No Time is Better than the Present
Front-line supervisors, FTOs and the officers that they lead, need retraining and they need it as soon as possible. Habits are being formed that will only become harder and harder to break. We cannot get back the last two years, but we can mitigate the skill depreciation and training failures by revving up efforts to enhance training—particularly in the areas of tactical and front-line leadership training.
For many agency leaders, there is a temptation to relax training standards in the face of staffing shortages and a sense that the “pressure is off” compared to what the national dialogue was a year ago.

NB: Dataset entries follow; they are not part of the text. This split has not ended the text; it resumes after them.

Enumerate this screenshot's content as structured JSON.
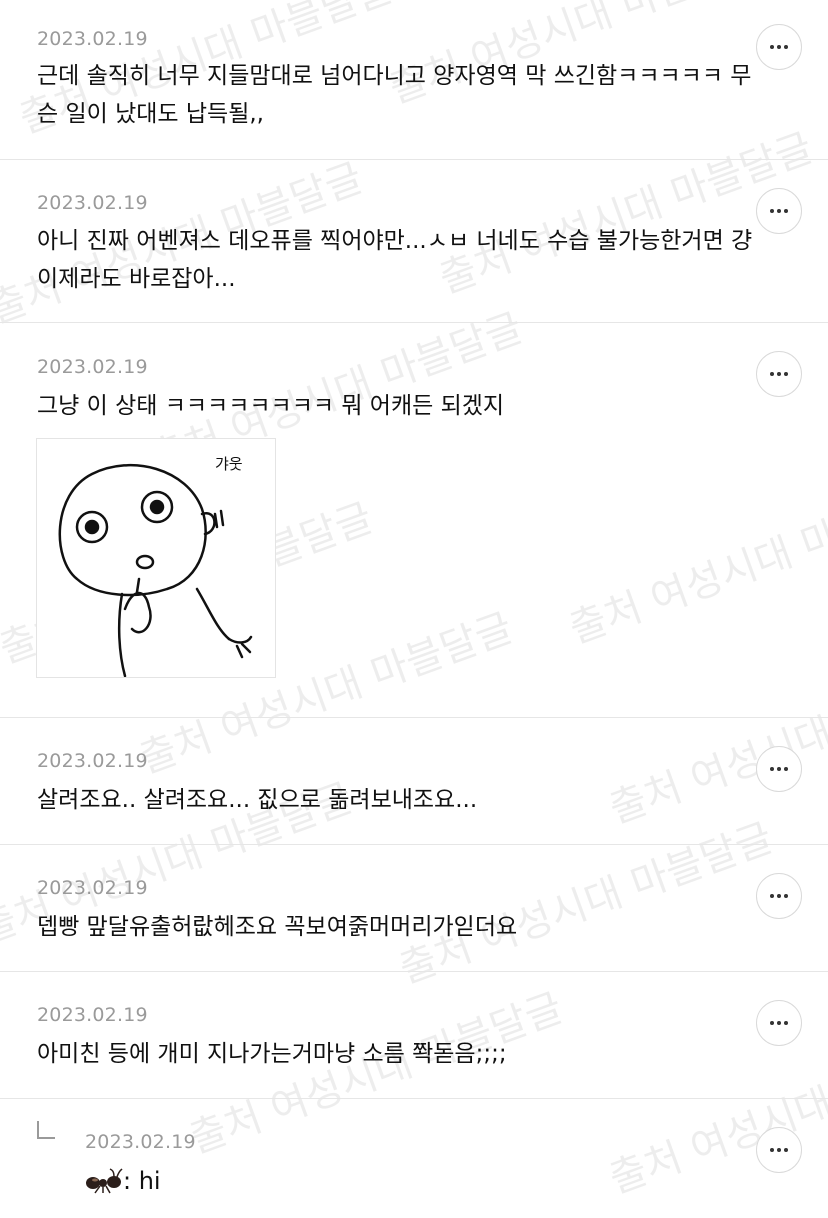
{
  "comments": [
    {
      "date": "2023.02.19",
      "text": "근데 솔직히 너무 지들맘대로 넘어다니고 양자영역 막 쓰긴함ㅋㅋㅋㅋㅋ 무슨 일이 났대도 납득될,,"
    },
    {
      "date": "2023.02.19",
      "text": "아니 진짜 어벤져스 데오퓨를 찍어야만...ㅅㅂ 너네도 수습 불가능한거면 걍 이제라도 바로잡아..."
    },
    {
      "date": "2023.02.19",
      "text": "그냥 이 상태 ㅋㅋㅋㅋㅋㅋㅋㅋ 뭐 어캐든 되겠지",
      "sticker_caption": "갸웃"
    },
    {
      "date": "2023.02.19",
      "text": "살려조요.. 살려조요... 짒으로 돎려보내조요..."
    },
    {
      "date": "2023.02.19",
      "text": "뎁빵 맢달유출허랎헤조요 꼭보여줅머머리가읻더요"
    },
    {
      "date": "2023.02.19",
      "text": "아미친 등에 개미 지나가는거마냥 소름 쫙돋음;;;;"
    }
  ],
  "reply": {
    "date": "2023.02.19",
    "text": ": hi",
    "icon": "ant-icon"
  },
  "watermark": "출처 여성시대 마블달글",
  "more_icon": "more-dots-icon",
  "reply_icon": "reply-arrow-icon"
}
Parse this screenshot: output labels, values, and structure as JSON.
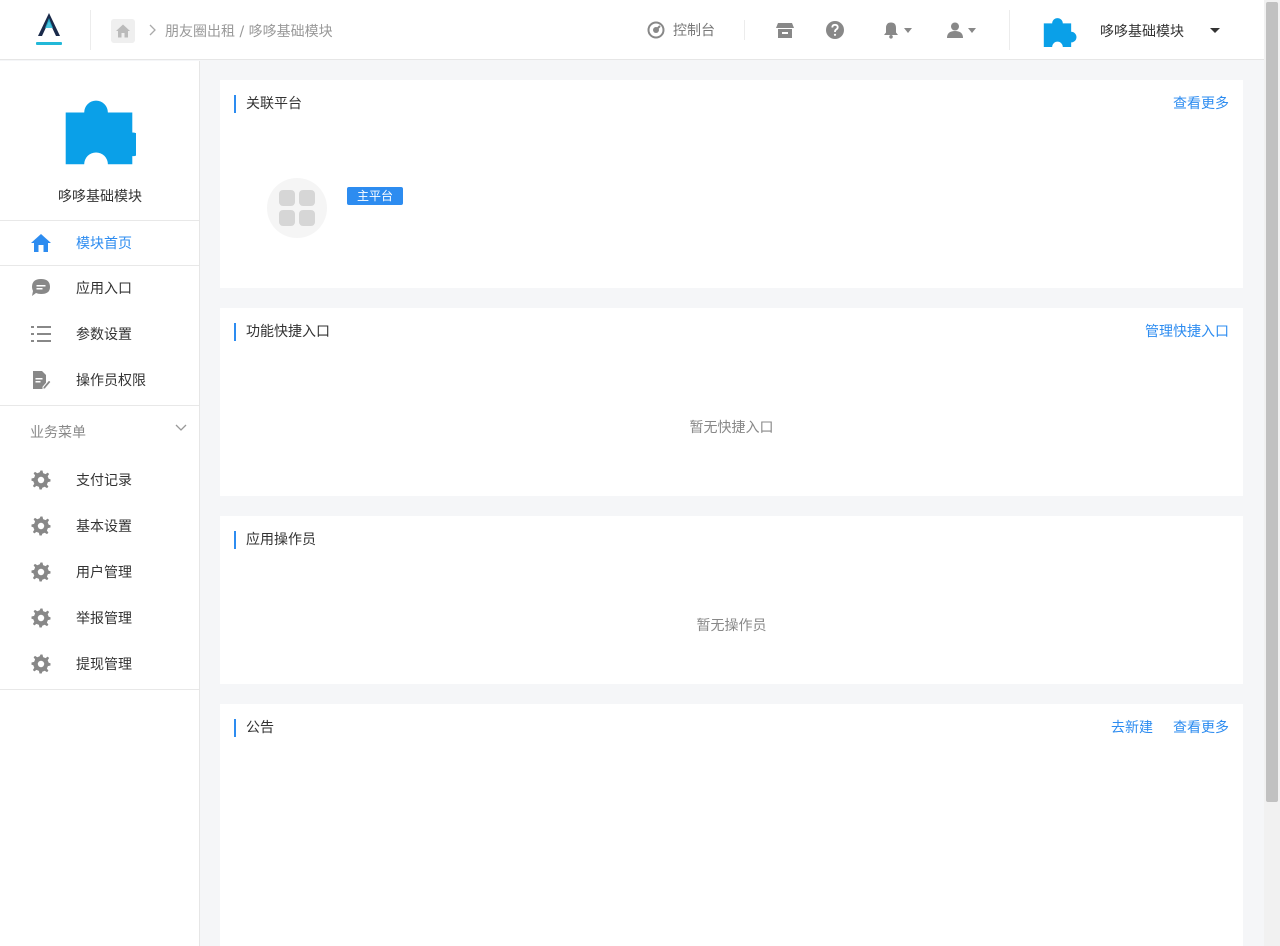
{
  "header": {
    "breadcrumb": "朋友圈出租 / 哆哆基础模块",
    "console_label": "控制台",
    "module_name": "哆哆基础模块"
  },
  "sidebar": {
    "module_title": "哆哆基础模块",
    "items": [
      {
        "label": "模块首页",
        "icon": "home-icon",
        "active": true
      },
      {
        "label": "应用入口",
        "icon": "chat-bubble-icon",
        "active": false
      },
      {
        "label": "参数设置",
        "icon": "list-settings-icon",
        "active": false
      },
      {
        "label": "操作员权限",
        "icon": "document-edit-icon",
        "active": false
      }
    ],
    "group_label": "业务菜单",
    "business_items": [
      {
        "label": "支付记录",
        "icon": "gear-icon"
      },
      {
        "label": "基本设置",
        "icon": "gear-icon"
      },
      {
        "label": "用户管理",
        "icon": "gear-icon"
      },
      {
        "label": "举报管理",
        "icon": "gear-icon"
      },
      {
        "label": "提现管理",
        "icon": "gear-icon"
      }
    ]
  },
  "cards": {
    "platform": {
      "title": "关联平台",
      "link": "查看更多",
      "badge": "主平台"
    },
    "shortcuts": {
      "title": "功能快捷入口",
      "link": "管理快捷入口",
      "empty": "暂无快捷入口"
    },
    "operators": {
      "title": "应用操作员",
      "empty": "暂无操作员"
    },
    "notice": {
      "title": "公告",
      "link_new": "去新建",
      "link_more": "查看更多"
    }
  },
  "colors": {
    "accent": "#2d8cf0",
    "puzzle": "#0aa0e8"
  }
}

But this is exactly the time when agency leaders should be prioritizing training—especially for the most inexperienced officers—as much as possible.
With the current trajectory of crime, assaults on officers, serious traffic accidents, drug overdoses and declining quality-of-life, law enforcement leaders must make an immediate and dramatic impact with proactive patrol strategies. Replace the reactive policing strategies of the pandemic with a clearly enunciated statement of support for their officers and a commitment to proactive, professional policing. Re-fund police training to fill the aforementioned gaps. Commit to dynamic, realistic, evidence-based and relevant training based on practice and repetition. Give officers a frame of reference, contextual conditioning and stress inoculation to slow down the game and build the professional confidence to consistently resolve any problem. It is time to make up for the training deficiencies the policing profession incurred over the last two years. It is time to get back to work.
About the Author
Lt. Dan Lind has more than 33 years of law enforcement experience and retired after 30 years with the Grand Rapids Police Department. He served as the Training Bureau Commander for 20 years, and previously held Sergeant (Team Leader) on the Department’s full-time SWAT and Street Crimes Unit. Additional assignments included Detective Unit Fugitive Apprehension Team, Patrol, Background Investigator, Recruiter, FTO, and Instructor. The vast majority of his career has been dedicated to Tactical Operations, Training, Personnel Development and most notably the development and implementation of dynamic scenario-based training.
Lt. Dan Lind (Ret.) and Attorney Matt Dolan teach FTO Training: Legal Liability and Best Practices.
Matt Dolan is a licensed attorney who specializes in training and advising public safety agencies in matters of legal liability, risk management and ethical leadership. His training focuses on helping agency leaders create ethically and legally sound policies and procedures as a proactive means of minimizing liability and maximizing agency effectiveness.
A member of a law enforcement family dating back three generations, he serves as both Director and Public Safety Instructor with Dolan Consulting Group.
Disclaimer: This article is not intended to constitute legal advice on a specific case. The information herein is presented for informational purposes only. Individual legal cases should be referred to proper legal counsel.